the abbasid era
The Abbasid Era
  • Fundamental conversion of the Arab Empire to a more Islamic Empire
  • Transformation of Islam from a small Arab warrior elite to genuinely universal faith.
  • Abbasid’s rejected many of the old allies, becoming more righteous in their defense of Sunni Islam
  • Abbasid’s built their new capital in the city of Baghdad.
the abbasid era1
The Abbasid Era
  • Abbasid caliph’s palaces were equal to their claims of absolute power.
    • Expanding corps of bureaucrats, servants, and slaves.
    • Increased power of the wazir, or chief administrator and head of the caliph’s councils

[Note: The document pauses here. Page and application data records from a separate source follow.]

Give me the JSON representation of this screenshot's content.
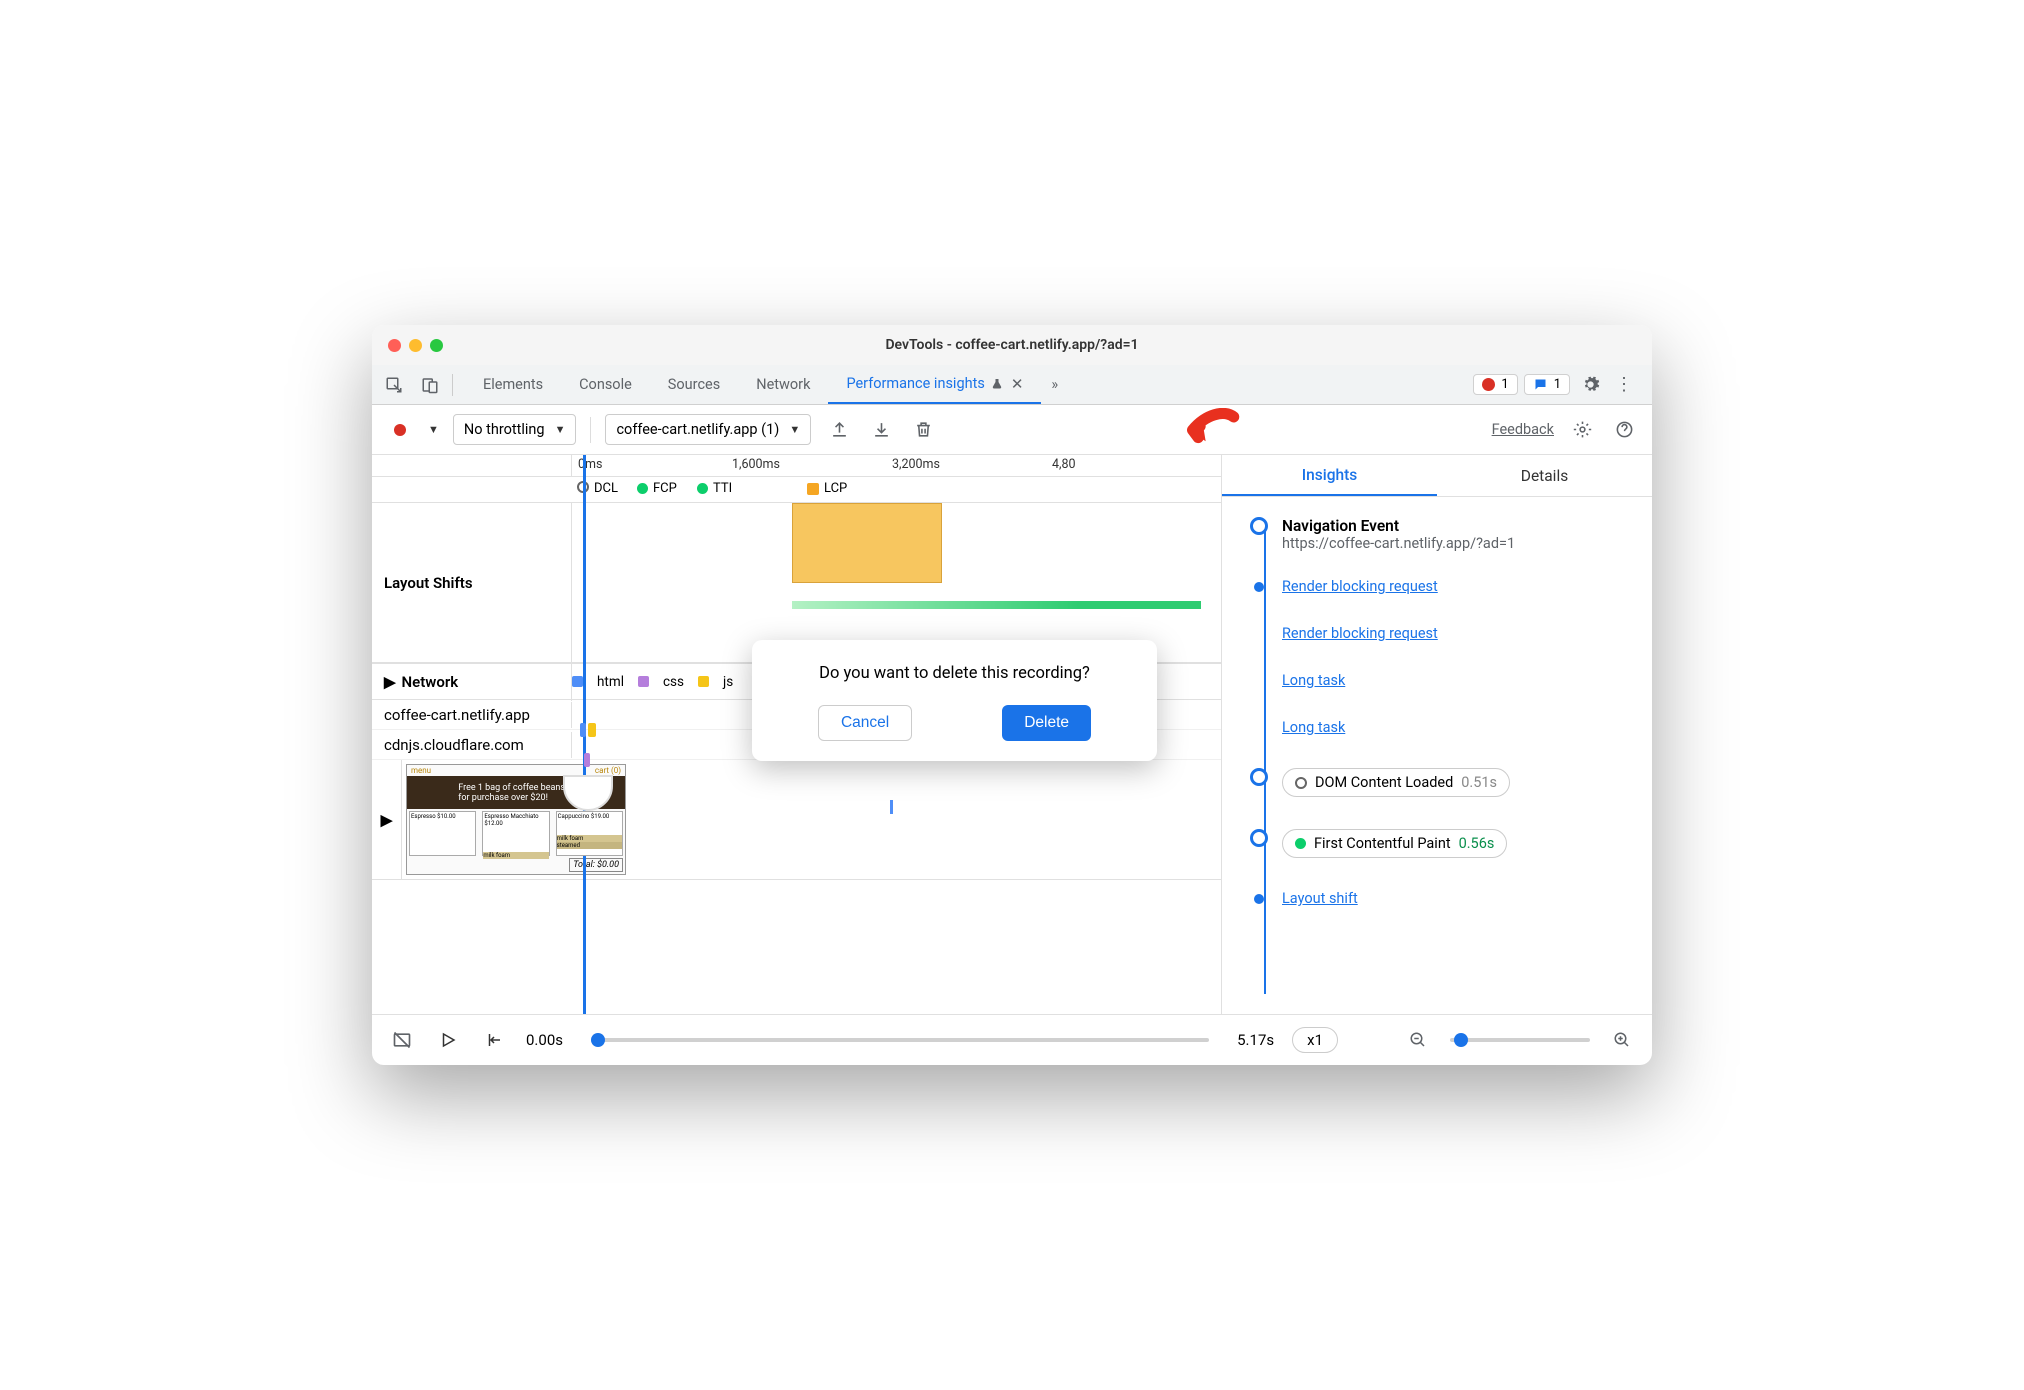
{
  "window": {
    "title": "DevTools - coffee-cart.netlify.app/?ad=1"
  },
  "tabs": {
    "items": [
      "Elements",
      "Console",
      "Sources",
      "Network",
      "Performance insights"
    ],
    "active_index": 4,
    "overflow_glyph": "»",
    "error_count": "1",
    "message_count": "1"
  },
  "toolbar": {
    "throttling": "No throttling",
    "recording": "coffee-cart.netlify.app (1)",
    "feedback": "Feedback"
  },
  "timeline": {
    "ruler": {
      "t0": "0ms",
      "t1": "1,600ms",
      "t2": "3,200ms",
      "t3": "4,80"
    },
    "markers": {
      "dcl": "DCL",
      "fcp": "FCP",
      "tti": "TTI",
      "lcp": "LCP"
    },
    "layout_shifts_label": "Layout Shifts",
    "network_label": "Network",
    "net_legend": {
      "html": "html",
      "css": "css",
      "js": "js"
    },
    "hosts": [
      "coffee-cart.netlify.app",
      "cdnjs.cloudflare.com"
    ]
  },
  "thumbnail": {
    "banner": "Free 1 bag of coffee beans for purchase over $20!",
    "nav": {
      "menu": "menu",
      "cart": "cart (0)"
    },
    "products": [
      "Espresso $10.00",
      "Espresso Macchiato $12.00",
      "Cappuccino $19.00"
    ],
    "tags": {
      "milkfoam": "milk foam",
      "steamed": "steamed"
    },
    "total": "Total: $0.00"
  },
  "right": {
    "tabs": {
      "insights": "Insights",
      "details": "Details"
    },
    "nav_event": {
      "title": "Navigation Event",
      "url": "https://coffee-cart.netlify.app/?ad=1"
    },
    "links": {
      "rbr1": "Render blocking request",
      "rbr2": "Render blocking request",
      "lt1": "Long task",
      "lt2": "Long task",
      "ls": "Layout shift"
    },
    "dcl": {
      "label": "DOM Content Loaded",
      "time": "0.51s"
    },
    "fcp": {
      "label": "First Contentful Paint",
      "time": "0.56s"
    }
  },
  "footer": {
    "start": "0.00s",
    "end": "5.17s",
    "speed": "x1"
  },
  "dialog": {
    "text": "Do you want to delete this recording?",
    "cancel": "Cancel",
    "delete": "Delete"
  }
}
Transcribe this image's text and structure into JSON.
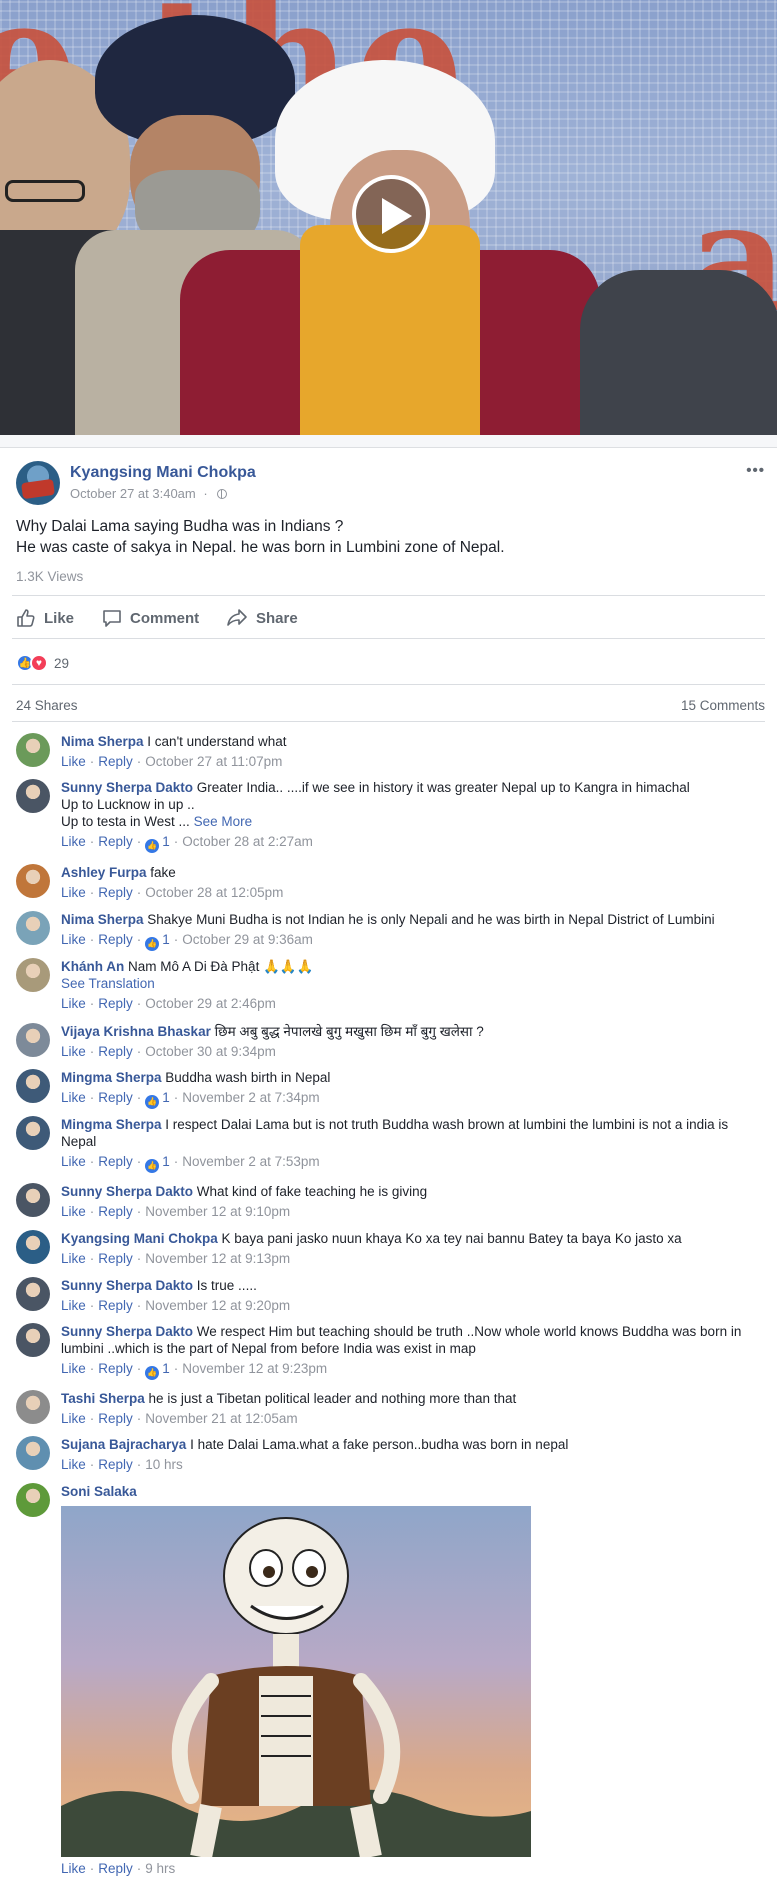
{
  "video": {
    "background_text": [
      "e the",
      "a"
    ],
    "play_icon": "play-icon"
  },
  "post": {
    "author": "Kyangsing Mani Chokpa",
    "time": "October 27 at 3:40am",
    "more": "•••",
    "text_line1": "Why Dalai Lama saying Budha was in Indians ?",
    "text_line2": "He was caste of sakya in Nepal. he was born in Lumbini zone of Nepal.",
    "views": "1.3K Views",
    "actions": {
      "like": "Like",
      "comment": "Comment",
      "share": "Share"
    },
    "reaction_count": "29",
    "shares": "24 Shares",
    "comments_count": "15 Comments"
  },
  "labels": {
    "like": "Like",
    "reply": "Reply",
    "see_more": "See More",
    "see_translation": "See Translation"
  },
  "comments": [
    {
      "name": "Nima Sherpa",
      "text": "I can't understand what",
      "time": "October 27 at 11:07pm",
      "likes": "",
      "avatar": "#6b9a5a"
    },
    {
      "name": "Sunny Sherpa Dakto",
      "text": "Greater India.. ....if we see in history it was greater Nepal up to Kangra in himachal",
      "text2": "Up to Lucknow in up ..",
      "text3": "Up to testa in West ...",
      "time": "October 28 at 2:27am",
      "likes": "1",
      "avatar": "#4a5564"
    },
    {
      "name": "Ashley Furpa",
      "text": "fake",
      "time": "October 28 at 12:05pm",
      "likes": "",
      "avatar": "#c0763a"
    },
    {
      "name": "Nima Sherpa",
      "text": "Shakye Muni Budha is not Indian he is only Nepali and he was birth in Nepal District of Lumbini",
      "time": "October 29 at 9:36am",
      "likes": "1",
      "avatar": "#7aa3b8"
    },
    {
      "name": "Khánh An",
      "text": "Nam Mô A Di Đà Phật",
      "emoji": "🙏🙏🙏",
      "time": "October 29 at 2:46pm",
      "likes": "",
      "avatar": "#a89a7a"
    },
    {
      "name": "Vijaya Krishna Bhaskar",
      "text": "छिम अबु बुद्ध नेपालखे बुगु मखुसा छिम माँ बुगु खलेसा ?",
      "time": "October 30 at 9:34pm",
      "likes": "",
      "avatar": "#7d8a99"
    },
    {
      "name": "Mingma Sherpa",
      "text": "Buddha wash birth in Nepal",
      "time": "November 2 at 7:34pm",
      "likes": "1",
      "avatar": "#3e5a78"
    },
    {
      "name": "Mingma Sherpa",
      "text": "I respect Dalai Lama but is not truth Buddha wash brown at lumbini the lumbini is not a india is",
      "text2": "Nepal",
      "time": "November 2 at 7:53pm",
      "likes": "1",
      "avatar": "#3e5a78"
    },
    {
      "name": "Sunny Sherpa Dakto",
      "text": "What kind of fake teaching he is giving",
      "time": "November 12 at 9:10pm",
      "likes": "",
      "avatar": "#4a5564"
    },
    {
      "name": "Kyangsing Mani Chokpa",
      "text": "K baya pani jasko nuun khaya Ko xa tey nai bannu Batey ta baya Ko jasto xa",
      "time": "November 12 at 9:13pm",
      "likes": "",
      "avatar": "#2b5e86"
    },
    {
      "name": "Sunny Sherpa Dakto",
      "text": "Is true .....",
      "time": "November 12 at 9:20pm",
      "likes": "",
      "avatar": "#4a5564"
    },
    {
      "name": "Sunny Sherpa Dakto",
      "text": "We respect Him but teaching should be truth ..Now whole world knows Buddha was born in",
      "text2": "lumbini ..which is the part of Nepal from before India was exist in map",
      "time": "November 12 at 9:23pm",
      "likes": "1",
      "avatar": "#4a5564"
    },
    {
      "name": "Tashi Sherpa",
      "text": "he is just a Tibetan political leader and nothing more than that",
      "time": "November 21 at 12:05am",
      "likes": "",
      "avatar": "#8c8c8c"
    },
    {
      "name": "Sujana Bajracharya",
      "text": "I hate Dalai Lama.what a fake person..budha was born in nepal",
      "time": "10 hrs",
      "likes": "",
      "avatar": "#5f8fb0"
    },
    {
      "name": "Soni Salaka",
      "text": "",
      "time": "9 hrs",
      "likes": "",
      "avatar": "#5e9a3a"
    }
  ],
  "colors": {
    "link": "#385898",
    "meta": "#90949c",
    "like_blue": "#3578e5",
    "love_red": "#f33e58"
  }
}
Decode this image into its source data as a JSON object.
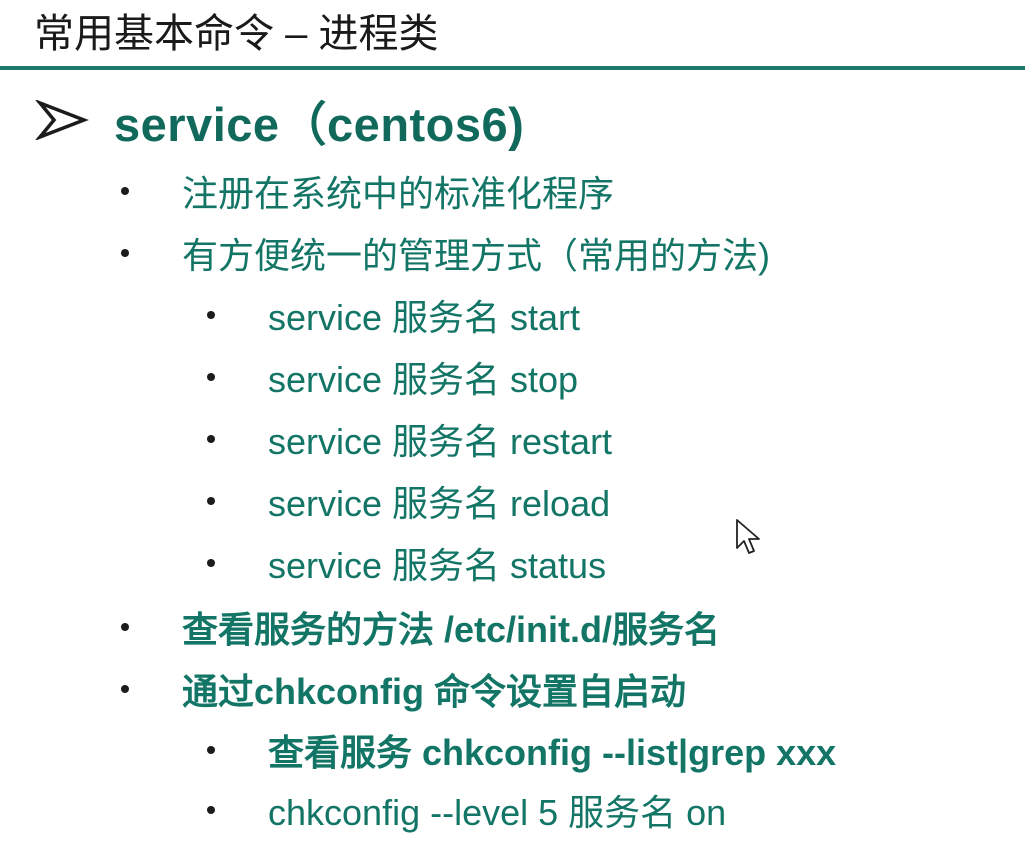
{
  "slide": {
    "title": "常用基本命令 – 进程类",
    "heading": "service（centos6)",
    "items": [
      {
        "level": 1,
        "bold": false,
        "text": "注册在系统中的标准化程序"
      },
      {
        "level": 1,
        "bold": false,
        "text": "有方便统一的管理方式（常用的方法)"
      },
      {
        "level": 2,
        "bold": false,
        "text": "service  服务名 start"
      },
      {
        "level": 2,
        "bold": false,
        "text": "service  服务名 stop"
      },
      {
        "level": 2,
        "bold": false,
        "text": "service  服务名 restart"
      },
      {
        "level": 2,
        "bold": false,
        "text": "service  服务名 reload"
      },
      {
        "level": 2,
        "bold": false,
        "text": "service  服务名 status"
      },
      {
        "level": 1,
        "bold": true,
        "text": "查看服务的方法  /etc/init.d/服务名"
      },
      {
        "level": 1,
        "bold": true,
        "text": "通过chkconfig 命令设置自启动"
      },
      {
        "level": 2,
        "bold": true,
        "text": "查看服务 chkconfig    --list|grep  xxx"
      },
      {
        "level": 2,
        "bold": false,
        "text": "chkconfig   --level  5   服务名   on"
      }
    ]
  },
  "colors": {
    "accent": "#137566",
    "heading": "#11695c",
    "rule": "#1e7a6c",
    "title": "#1a1a1a",
    "bullet": "#1c1c1c"
  },
  "icons": {
    "heading_bullet": "arrowhead-bullet-icon",
    "pointer": "mouse-cursor-icon"
  }
}
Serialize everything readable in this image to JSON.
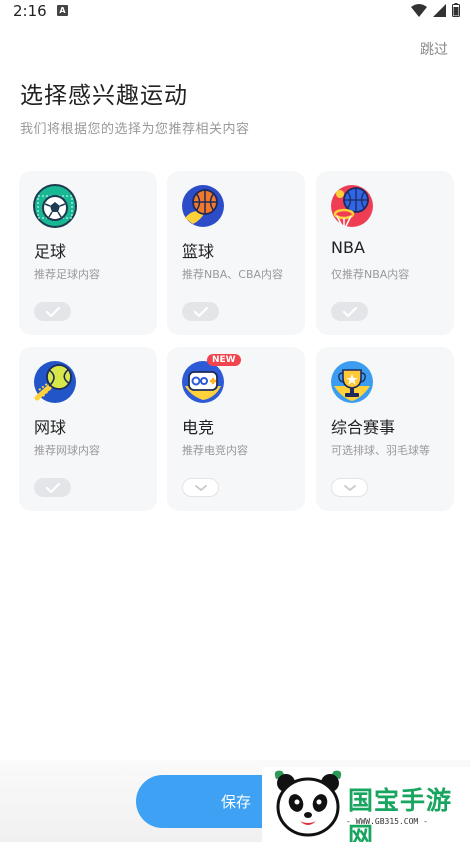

  • Full-integration of new converts, both Arab and non-Arab
    • Converts were now exempt from the Jizya and had greater opportunities in education and in their careers.
revived commercialism
Revived Commercialism
  • Rise in wealth and social status of the merchant and landlord classes.
  • Great urban expansion was linked to a revival of the Afro-Eurasian trading network
    • Declined with the fall of the Han and collapse of the Roman Empire.
  • The Abbasids in the West and the Tang and Song in the East formed the pivotal centers of trade
  • In the countryside, a wealthy elite, the ayan emerged
abbasid golden age
Abbasid Golden Age
  • At first, Arabs were not well connected to the wider world.
    • No true educational system
    • Clash of ideals when they conquer Alexandria!
  • Early Abbasid artistic expression was focused on great mosques
  • Early Abbasid learning focused on science and math, specifically recovering and preserving the learning of the ancient civilizations in the Mediterranean and Middle East
abbasid golden age1
Abbasid Golden Age
  • Muslim and Jewish scholars revive the writings of the Greeks on subjects such as
    • Medicine
    • Algebra
    • Geometry
    • Astronomy
    • Anatomy
    • Ethics
  • Through Spain, Greek writings found their way into Christendom.